▸ **Problem description**:
Search the entries for the word "user". Copy every line that holds it.

▸ **Dataset**:
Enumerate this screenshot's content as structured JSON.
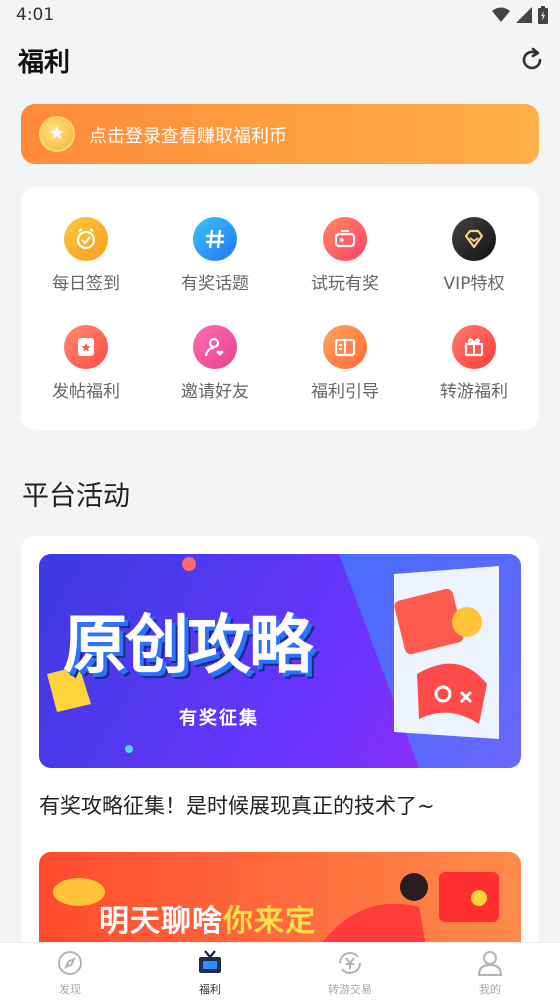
{
  "status_bar": {
    "time": "4:01"
  },
  "header": {
    "title": "福利"
  },
  "login_banner": {
    "text": "点击登录查看赚取福利币"
  },
  "grid": [
    {
      "label": "每日签到",
      "icon": "clock-check-icon",
      "color": "#f7b12b"
    },
    {
      "label": "有奖话题",
      "icon": "hashtag-icon",
      "color": "#1f8ff5"
    },
    {
      "label": "试玩有奖",
      "icon": "gamepad-icon",
      "color": "#ff5a5f"
    },
    {
      "label": "VIP特权",
      "icon": "diamond-icon",
      "color": "#222222"
    },
    {
      "label": "发帖福利",
      "icon": "post-star-icon",
      "color": "#ff5f5a"
    },
    {
      "label": "邀请好友",
      "icon": "invite-user-icon",
      "color": "#f54ea2"
    },
    {
      "label": "福利引导",
      "icon": "book-icon",
      "color": "#ff7d4a"
    },
    {
      "label": "转游福利",
      "icon": "gift-icon",
      "color": "#ff4f4f"
    }
  ],
  "section": {
    "title": "平台活动"
  },
  "activities": [
    {
      "banner_text": "原创攻略",
      "banner_sub": "有奖征集",
      "caption": "有奖攻略征集！是时候展现真正的技术了~"
    },
    {
      "banner_text_a": "明天聊啥",
      "banner_text_b": "你来定"
    }
  ],
  "tabbar": [
    {
      "label": "发现",
      "icon": "compass-icon",
      "active": false
    },
    {
      "label": "福利",
      "icon": "gift-box-icon",
      "active": true
    },
    {
      "label": "转游交易",
      "icon": "exchange-yen-icon",
      "active": false
    },
    {
      "label": "我的",
      "icon": "user-icon",
      "active": false
    }
  ]
}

▸ **Written answer**:
      "icon": "invite-user-icon",
      "icon": "user-icon",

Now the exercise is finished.